I read a lot of ghost stories before and during the writing of Five Parts Dead. I also consciously switched off my journalistic cynicism when friends and relatives told me of otherworldly encounters. Many ghost stories centre on the need to make peace with the past to smooth the pathway into the future. That’s an idea I’d like to sit with this weekend, too.

Imagine if every Halloween we consciously let go of / scared off any bad energy hovering around us, made peace with the past and reset ourselves for what comes next. That would truly be cause for celebration.

Anyway, I’m on board. I’ve even purchased a pumpkin to carve.

Here’s the indomitable John Birmingham explaining why he’s a fan.

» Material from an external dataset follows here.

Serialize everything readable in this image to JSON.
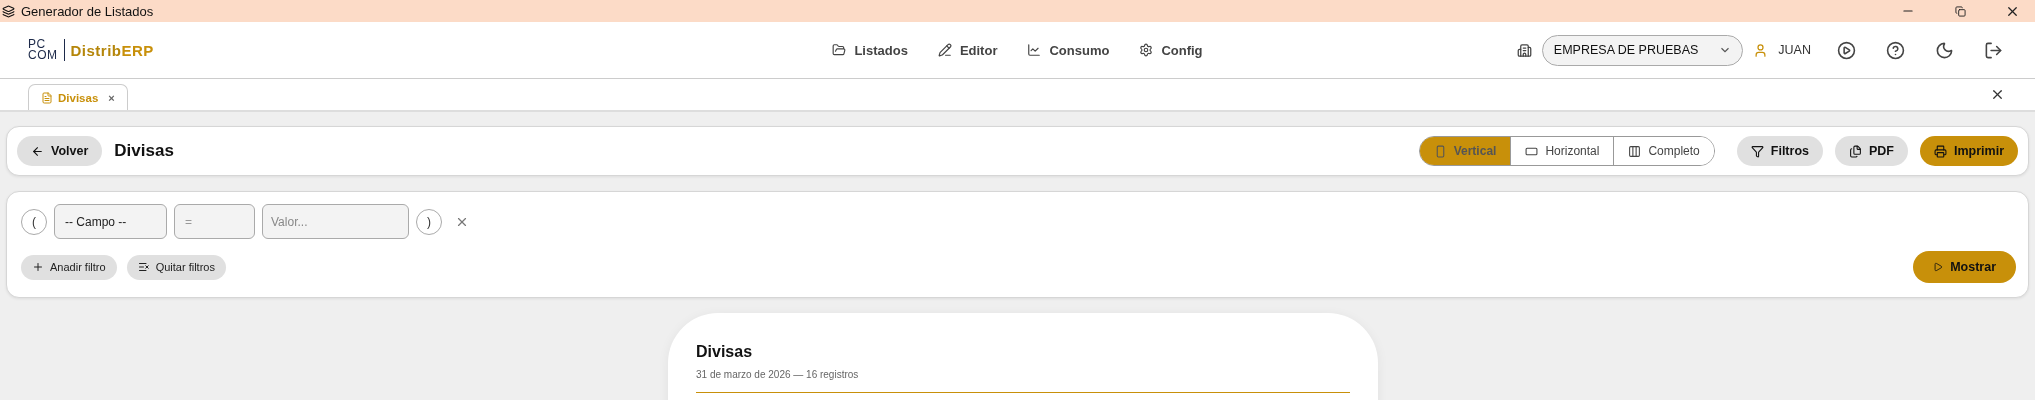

For other fast facts, check out Wikipedia’s Halloween page.

Book Week questions

Here’s a belated sample of the questions I answered during Book Week – and my answers, as best as I can recall.

Q: Who are my heroes?
A: Corny as it will sound, my heroes are the folks out there helping people, not for fame or money, but because they can and want to.

There are many authors I admire (generally influenced by what I’m reading) but a stand-out in recent years is Markus Zusak who uses words and tells stories in such unexpected ways (and sells oodles of books doing so).

I also admire His Holiness, the Dalai Lama, who embraced the role assigned to him as an infant and became a true world leader, emphasising the importance of tolerance, empathy, compassion and arguing for the independence of the Tibetan people.

My Dad deserves a shout-out here, too. He’s a selfless man of peace who has followed his beliefs for a lifetime.

Q: Which superhero do you think would be funniest to write a spoof story about?
A: Now that’s my kind of question. I’d have to say the Hulk because he’s green and only has superpowers when he’s chucking a tantrum.

Q: How can I improve my vocabulary?
A: Wow. Read widely, then read some more. Use a dictionary when you find a word you don’t recognise or understand. And listen to people, too. Listening to how people speak is a great way of learning A) new words* and B) how to write dialogue. (*You probably won’t need everything you hear.)

Q: How do I make a short story longer?
A: For starters, short isn’t necessarily bad. I don’t believe in ‘padding’ – writing extra words just to meet a word count. Your story should determine the number of words you require. If you’ve written something that isn’t important to the story, define and delete it. If in doubt, cut it out.

However, if you want to enhance your story, rather than pad it, think about the characters? What do they want? What’s stopping them getting what they want? This should open up new ideas to explore.

Q: Do I ever feel embarrassed writing about myself/putting my own life into stories?
A: (Smiling) I’ve never deliberately set out to write about myself although bits of me and my life do creep into stories. In Game as Ned the story settings were based on places I had lived, worked or visited on holiday.

In Five Parts Dead the lighthouse setting was inspired by a family holiday and the five near-death experiences were built from things that actually happened to me. I think authors are like bowerbirds. We shamelessly take/borrow/pilfer bright and shiny ideas from all around us and use them in stories. Some of those things might just be from our own lives.

Q: Do I believe in ghosts?
A: I’m not entirely sure. I do believe in places where a sense of history lingers close to the present, so we can almost feel the people that lived before us. I’ve also had people tell me ghostly tales of things they have seen, things I can’t explain. I used a couple of these spooky stories in Five Parts Dead.

Pretty good questions, all of them. Thanks to the students who were brave enough to pick my brain or approach me for a chat.